swilled a drink as he flexed his signing wrist. Three blonde, bikini-clad models had their arms draped all over him; he seemed happy. Benicio Del Toro stood chuckling in the background.
Right now, Del Toro (along with Johnny Depp) is in production on The Rum Diary, a follow-up to Fear and Loathing in Las Vegas, based on Thompson's very first novel by the same name. If his vociferous and often strained involvement in the production of Fear and Loathing was any indication, Thompson may well have been in an agitated state at the time of his death over obstacles in the production of this new film.
In spite of the frequent silliness of his content, Thompson took his work extremely seriously, and in some interviews appeared deeply discouraged by criticism and terrified that someone might try to change or misinterpret his words.
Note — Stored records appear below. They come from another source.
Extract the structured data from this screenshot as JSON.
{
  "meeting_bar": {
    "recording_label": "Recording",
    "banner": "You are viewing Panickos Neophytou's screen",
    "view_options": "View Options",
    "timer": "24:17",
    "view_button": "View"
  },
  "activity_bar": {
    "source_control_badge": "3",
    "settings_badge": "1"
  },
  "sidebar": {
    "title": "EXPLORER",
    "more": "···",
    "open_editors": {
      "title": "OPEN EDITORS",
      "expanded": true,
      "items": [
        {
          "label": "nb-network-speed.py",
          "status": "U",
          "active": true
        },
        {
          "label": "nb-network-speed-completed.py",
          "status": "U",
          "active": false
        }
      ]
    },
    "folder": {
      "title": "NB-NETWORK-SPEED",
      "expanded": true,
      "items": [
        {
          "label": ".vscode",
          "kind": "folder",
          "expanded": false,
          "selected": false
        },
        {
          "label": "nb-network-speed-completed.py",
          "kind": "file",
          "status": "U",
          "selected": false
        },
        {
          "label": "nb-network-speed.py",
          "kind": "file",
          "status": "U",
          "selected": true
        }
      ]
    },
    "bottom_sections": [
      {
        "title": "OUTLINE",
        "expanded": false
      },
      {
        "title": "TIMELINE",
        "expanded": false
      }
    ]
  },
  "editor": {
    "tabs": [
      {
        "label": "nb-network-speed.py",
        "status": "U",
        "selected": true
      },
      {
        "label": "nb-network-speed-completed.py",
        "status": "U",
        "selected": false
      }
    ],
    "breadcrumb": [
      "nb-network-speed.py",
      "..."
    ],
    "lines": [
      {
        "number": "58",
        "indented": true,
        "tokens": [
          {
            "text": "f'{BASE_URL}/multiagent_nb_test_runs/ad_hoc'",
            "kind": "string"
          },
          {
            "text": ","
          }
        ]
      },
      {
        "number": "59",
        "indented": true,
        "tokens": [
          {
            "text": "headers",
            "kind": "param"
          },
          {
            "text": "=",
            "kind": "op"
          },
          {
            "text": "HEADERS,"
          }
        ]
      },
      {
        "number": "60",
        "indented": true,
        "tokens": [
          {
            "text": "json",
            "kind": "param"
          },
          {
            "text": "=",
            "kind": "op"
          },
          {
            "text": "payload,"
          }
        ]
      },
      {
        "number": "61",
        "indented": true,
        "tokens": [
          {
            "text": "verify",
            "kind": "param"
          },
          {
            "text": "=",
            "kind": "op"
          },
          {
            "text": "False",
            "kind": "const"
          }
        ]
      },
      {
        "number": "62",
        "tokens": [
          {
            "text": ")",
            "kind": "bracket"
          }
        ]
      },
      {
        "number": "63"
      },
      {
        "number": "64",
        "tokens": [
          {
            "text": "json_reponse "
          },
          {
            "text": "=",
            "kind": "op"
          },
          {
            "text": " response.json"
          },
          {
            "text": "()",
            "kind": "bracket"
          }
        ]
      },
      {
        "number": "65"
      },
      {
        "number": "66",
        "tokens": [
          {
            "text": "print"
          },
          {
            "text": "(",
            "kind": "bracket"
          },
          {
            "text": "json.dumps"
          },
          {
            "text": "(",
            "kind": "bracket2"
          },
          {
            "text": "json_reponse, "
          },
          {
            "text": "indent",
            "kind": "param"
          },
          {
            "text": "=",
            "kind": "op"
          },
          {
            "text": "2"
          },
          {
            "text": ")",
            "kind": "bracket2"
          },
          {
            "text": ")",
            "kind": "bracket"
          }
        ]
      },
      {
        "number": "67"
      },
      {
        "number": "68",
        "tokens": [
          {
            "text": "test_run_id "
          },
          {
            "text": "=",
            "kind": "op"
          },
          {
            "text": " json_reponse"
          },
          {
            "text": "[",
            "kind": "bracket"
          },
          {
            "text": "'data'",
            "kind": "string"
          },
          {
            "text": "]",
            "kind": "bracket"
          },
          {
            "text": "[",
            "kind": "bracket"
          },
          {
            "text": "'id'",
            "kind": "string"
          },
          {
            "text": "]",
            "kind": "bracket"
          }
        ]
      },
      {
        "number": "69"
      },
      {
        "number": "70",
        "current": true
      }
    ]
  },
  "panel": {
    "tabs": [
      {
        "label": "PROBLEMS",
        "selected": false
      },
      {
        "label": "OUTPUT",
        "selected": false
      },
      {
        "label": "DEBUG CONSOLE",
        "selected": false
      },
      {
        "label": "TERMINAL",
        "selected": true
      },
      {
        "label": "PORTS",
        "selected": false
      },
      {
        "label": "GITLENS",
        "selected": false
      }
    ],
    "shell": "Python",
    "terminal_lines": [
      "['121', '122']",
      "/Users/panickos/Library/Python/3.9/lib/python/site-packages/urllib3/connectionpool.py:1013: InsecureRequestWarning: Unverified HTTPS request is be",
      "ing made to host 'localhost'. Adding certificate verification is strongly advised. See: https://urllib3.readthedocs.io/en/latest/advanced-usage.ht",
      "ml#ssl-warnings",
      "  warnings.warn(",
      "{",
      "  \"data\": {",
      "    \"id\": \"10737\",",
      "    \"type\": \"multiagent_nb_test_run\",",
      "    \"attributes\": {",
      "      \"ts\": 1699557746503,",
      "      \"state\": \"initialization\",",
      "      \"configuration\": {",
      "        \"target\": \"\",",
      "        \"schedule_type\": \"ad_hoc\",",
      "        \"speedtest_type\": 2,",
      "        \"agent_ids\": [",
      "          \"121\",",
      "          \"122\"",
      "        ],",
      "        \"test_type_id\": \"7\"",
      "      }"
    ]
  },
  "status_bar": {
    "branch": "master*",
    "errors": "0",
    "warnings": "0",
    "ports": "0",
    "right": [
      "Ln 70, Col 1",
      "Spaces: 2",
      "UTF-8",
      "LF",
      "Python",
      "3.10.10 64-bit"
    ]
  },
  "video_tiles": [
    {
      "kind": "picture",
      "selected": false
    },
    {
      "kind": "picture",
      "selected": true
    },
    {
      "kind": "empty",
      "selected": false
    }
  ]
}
My own encounter with Thompson was brief. He was incredibly drunk, rambling and raving at everyone. He waved his hands around, trying to divine where he'd set down his pen. I handed him a copy of my own novel for him to take home. He looked at my book, confused, then tried to sign it. I explained again that it was for him to take home. He rifled through the pages, arched an eyebrow and muttered, "Interesting." The guy next to me was holding a strangely-shaped piece of wood. He proffered it to Hunter, explaining, "It's a pistol butt."
"I know what it is," Thompson snarled, "what the hell do you want me to do with it?"
"I want you to sign it," the guy shrugged.
Thompson seemed perplexed. He turned the wooden handle over in his hands. "I can't sign this, you asshole," he growled at last, "the ink'll come right off."
"One of God's own prototypes. Some kind of high
powered mutant never even considered for mass
production. Too weird to live, and too rare to die."
-Hunter S. Thompson. 1937-2005.